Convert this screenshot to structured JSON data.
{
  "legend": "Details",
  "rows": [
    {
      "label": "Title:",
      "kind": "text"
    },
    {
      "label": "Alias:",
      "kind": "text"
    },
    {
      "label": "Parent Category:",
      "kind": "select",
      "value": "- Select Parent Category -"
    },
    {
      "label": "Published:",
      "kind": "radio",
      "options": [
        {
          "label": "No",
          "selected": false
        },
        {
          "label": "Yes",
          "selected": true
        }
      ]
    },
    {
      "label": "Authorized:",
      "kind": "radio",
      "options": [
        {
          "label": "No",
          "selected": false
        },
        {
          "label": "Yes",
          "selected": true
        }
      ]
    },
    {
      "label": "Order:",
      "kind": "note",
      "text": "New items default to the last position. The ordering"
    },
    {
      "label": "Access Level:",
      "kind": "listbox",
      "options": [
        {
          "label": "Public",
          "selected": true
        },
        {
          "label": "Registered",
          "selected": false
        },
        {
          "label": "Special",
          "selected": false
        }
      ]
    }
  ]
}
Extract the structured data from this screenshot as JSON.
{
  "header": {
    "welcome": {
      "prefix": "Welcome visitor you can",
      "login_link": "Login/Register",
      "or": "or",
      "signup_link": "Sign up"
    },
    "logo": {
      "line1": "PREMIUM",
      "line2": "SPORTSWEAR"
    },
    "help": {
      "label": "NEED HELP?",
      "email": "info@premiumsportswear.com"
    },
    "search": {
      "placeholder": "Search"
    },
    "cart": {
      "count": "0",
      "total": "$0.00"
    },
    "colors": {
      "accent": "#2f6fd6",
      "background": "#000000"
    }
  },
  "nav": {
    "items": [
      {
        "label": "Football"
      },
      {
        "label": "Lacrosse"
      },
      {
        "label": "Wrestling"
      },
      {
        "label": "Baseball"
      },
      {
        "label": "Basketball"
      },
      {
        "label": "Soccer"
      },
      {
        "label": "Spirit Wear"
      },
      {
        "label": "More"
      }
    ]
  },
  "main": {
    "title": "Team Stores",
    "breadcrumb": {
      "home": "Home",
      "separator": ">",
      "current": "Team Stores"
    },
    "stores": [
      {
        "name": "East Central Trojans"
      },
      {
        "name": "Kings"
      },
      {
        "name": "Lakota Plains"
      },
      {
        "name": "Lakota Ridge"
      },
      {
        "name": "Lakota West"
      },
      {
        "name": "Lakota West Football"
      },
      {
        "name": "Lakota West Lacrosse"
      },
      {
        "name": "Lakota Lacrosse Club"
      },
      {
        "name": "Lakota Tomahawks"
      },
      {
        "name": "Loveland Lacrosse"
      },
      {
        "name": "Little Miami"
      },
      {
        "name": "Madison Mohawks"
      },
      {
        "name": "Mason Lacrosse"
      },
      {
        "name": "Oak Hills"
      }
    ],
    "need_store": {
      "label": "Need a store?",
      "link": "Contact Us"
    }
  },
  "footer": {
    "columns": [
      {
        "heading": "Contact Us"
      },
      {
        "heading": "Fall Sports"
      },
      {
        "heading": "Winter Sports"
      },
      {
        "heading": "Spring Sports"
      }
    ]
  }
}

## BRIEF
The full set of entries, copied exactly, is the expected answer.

## RESPONSE
Convert this screenshot to structured JSON data.
{
  "legend": "Details",
  "rows": [
    {
      "label": "Title:",
      "kind": "text"
    },
    {
      "label": "Alias:",
      "kind": "text"
    },
    {
      "label": "Parent Category:",
      "kind": "select",
      "value": "- Select Parent Category -"
    },
    {
      "label": "Published:",
      "kind": "radio",
      "options": [
        {
          "label": "No",
          "selected": false
        },
        {
          "label": "Yes",
          "selected": true
        }
      ]
    },
    {
      "label": "Authorized:",
      "kind": "radio",
      "options": [
        {
          "label": "No",
          "selected": false
        },
        {
          "label": "Yes",
          "selected": true
        }
      ]
    },
    {
      "label": "Order:",
      "kind": "note",
      "text": "New items default to the last position. The ordering"
    },
    {
      "label": "Access Level:",
      "kind": "listbox",
      "options": [
        {
          "label": "Public",
          "selected": true
        },
        {
          "label": "Registered",
          "selected": false
        },
        {
          "label": "Special",
          "selected": false
        }
      ]
    }
  ]
}
Extract the structured data from this screenshot as JSON.
{
  "header": {
    "welcome": {
      "prefix": "Welcome visitor you can",
      "login_link": "Login/Register",
      "or": "or",
      "signup_link": "Sign up"
    },
    "logo": {
      "line1": "PREMIUM",
      "line2": "SPORTSWEAR"
    },
    "help": {
      "label": "NEED HELP?",
      "email": "info@premiumsportswear.com"
    },
    "search": {
      "placeholder": "Search"
    },
    "cart": {
      "count": "0",
      "total": "$0.00"
    },
    "colors": {
      "accent": "#2f6fd6",
      "background": "#000000"
    }
  },
  "nav": {
    "items": [
      {
        "label": "Football"
      },
      {
        "label": "Lacrosse"
      },
      {
        "label": "Wrestling"
      },
      {
        "label": "Baseball"
      },
      {
        "label": "Basketball"
      },
      {
        "label": "Soccer"
      },
      {
        "label": "Spirit Wear"
      },
      {
        "label": "More"
      }
    ]
  },
  "main": {
    "title": "Team Stores",
    "breadcrumb": {
      "home": "Home",
      "separator": ">",
      "current": "Team Stores"
    },
    "stores": [
      {
        "name": "East Central Trojans"
      },
      {
        "name": "Kings"
      },
      {
        "name": "Lakota Plains"
      },
      {
        "name": "Lakota Ridge"
      },
      {
        "name": "Lakota West"
      },
      {
        "name": "Lakota West Football"
      },
      {
        "name": "Lakota West Lacrosse"
      },
      {
        "name": "Lakota Lacrosse Club"
      },
      {
        "name": "Lakota Tomahawks"
      },
      {
        "name": "Loveland Lacrosse"
      },
      {
        "name": "Little Miami"
      },
      {
        "name": "Madison Mohawks"
      },
      {
        "name": "Mason Lacrosse"
      },
      {
        "name": "Oak Hills"
      }
    ],
    "need_store": {
      "label": "Need a store?",
      "link": "Contact Us"
    }
  },
  "footer": {
    "columns": [
      {
        "heading": "Contact Us"
      },
      {
        "heading": "Fall Sports"
      },
      {
        "heading": "Winter Sports"
      },
      {
        "heading": "Spring Sports"
      }
    ]
  }
}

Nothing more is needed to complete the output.